Many people get short-tempered when they have not eaten for a while; they become ‘hangry’. This is not merely posturing but a survival mechanism that motivates you to start looking for food.
Have you noticed how, depending on the context, sometimes time flies, and other times it seems to drag? Unravelling the mystery of how the brain keeps track of time is key to understanding how our state of mind affects not only what we perceive but how we perceive it.
Odds are that after having a meal you get tired: that’s the after-dinner dip. This is because your body and brain enter a resting state, but fortunately you can turn it off yourself!
Have you ever found yourself in a situation where you wanted to say something, but simply could not find the words you were looking for? That’s what people with aphasia experience all the time.
If someone else tickles you, it feels much more intense than when you try to tickle yourself. This is because your brain is already predicting what your own tickles will feel like.
Working from home is challenging, but it can teach you to be very efficient by working in short cycles, taking good breaks, and by integrating work and private life instead of separating them.

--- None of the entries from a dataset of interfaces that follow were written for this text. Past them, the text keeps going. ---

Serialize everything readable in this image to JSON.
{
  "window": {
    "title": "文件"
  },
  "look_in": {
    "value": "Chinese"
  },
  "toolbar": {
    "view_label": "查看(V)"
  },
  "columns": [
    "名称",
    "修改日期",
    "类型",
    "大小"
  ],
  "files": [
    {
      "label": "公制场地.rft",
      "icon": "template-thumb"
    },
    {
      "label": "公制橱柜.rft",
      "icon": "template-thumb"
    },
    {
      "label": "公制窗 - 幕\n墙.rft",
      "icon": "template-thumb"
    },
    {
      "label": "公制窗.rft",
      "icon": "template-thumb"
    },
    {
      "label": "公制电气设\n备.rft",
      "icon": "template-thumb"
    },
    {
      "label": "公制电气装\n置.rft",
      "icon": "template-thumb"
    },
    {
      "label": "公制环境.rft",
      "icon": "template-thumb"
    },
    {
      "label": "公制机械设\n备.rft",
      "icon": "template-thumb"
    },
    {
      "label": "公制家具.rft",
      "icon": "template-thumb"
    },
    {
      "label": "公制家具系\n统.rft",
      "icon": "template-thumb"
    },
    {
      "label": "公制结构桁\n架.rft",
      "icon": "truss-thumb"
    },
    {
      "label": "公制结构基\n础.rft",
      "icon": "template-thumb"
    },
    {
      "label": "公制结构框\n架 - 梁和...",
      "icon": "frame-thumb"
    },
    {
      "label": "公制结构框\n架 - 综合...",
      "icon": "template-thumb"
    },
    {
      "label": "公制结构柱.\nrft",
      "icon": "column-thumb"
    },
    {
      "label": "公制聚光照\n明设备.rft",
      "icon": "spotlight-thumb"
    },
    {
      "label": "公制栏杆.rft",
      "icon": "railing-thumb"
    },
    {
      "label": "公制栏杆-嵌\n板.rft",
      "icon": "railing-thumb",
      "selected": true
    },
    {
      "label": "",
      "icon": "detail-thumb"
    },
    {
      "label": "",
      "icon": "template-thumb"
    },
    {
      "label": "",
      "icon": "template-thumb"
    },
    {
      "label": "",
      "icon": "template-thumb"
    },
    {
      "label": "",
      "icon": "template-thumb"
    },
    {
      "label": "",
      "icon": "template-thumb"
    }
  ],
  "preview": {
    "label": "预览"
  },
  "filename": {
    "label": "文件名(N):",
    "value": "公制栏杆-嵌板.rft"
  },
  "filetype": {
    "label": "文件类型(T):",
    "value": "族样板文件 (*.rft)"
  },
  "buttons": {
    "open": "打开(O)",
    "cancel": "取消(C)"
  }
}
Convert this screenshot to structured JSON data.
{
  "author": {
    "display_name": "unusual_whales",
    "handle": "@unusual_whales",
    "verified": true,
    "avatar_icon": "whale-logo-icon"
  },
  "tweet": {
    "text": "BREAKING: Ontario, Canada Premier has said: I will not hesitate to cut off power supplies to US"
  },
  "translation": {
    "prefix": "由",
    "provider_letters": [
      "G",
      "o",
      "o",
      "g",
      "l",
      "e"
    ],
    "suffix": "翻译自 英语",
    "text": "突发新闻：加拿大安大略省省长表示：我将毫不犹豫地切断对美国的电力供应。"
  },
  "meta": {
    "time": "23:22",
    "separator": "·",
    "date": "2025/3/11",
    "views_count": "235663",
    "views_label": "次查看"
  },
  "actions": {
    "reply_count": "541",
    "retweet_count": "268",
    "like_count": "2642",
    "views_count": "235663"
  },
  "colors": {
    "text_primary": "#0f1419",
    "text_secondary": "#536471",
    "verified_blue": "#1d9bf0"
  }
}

Do you know that sudden feeling of familiarity when you sense something and it seems like you have already experienced it before? The French call it déjà vu. And neuroscientists from around the world try to define its nature.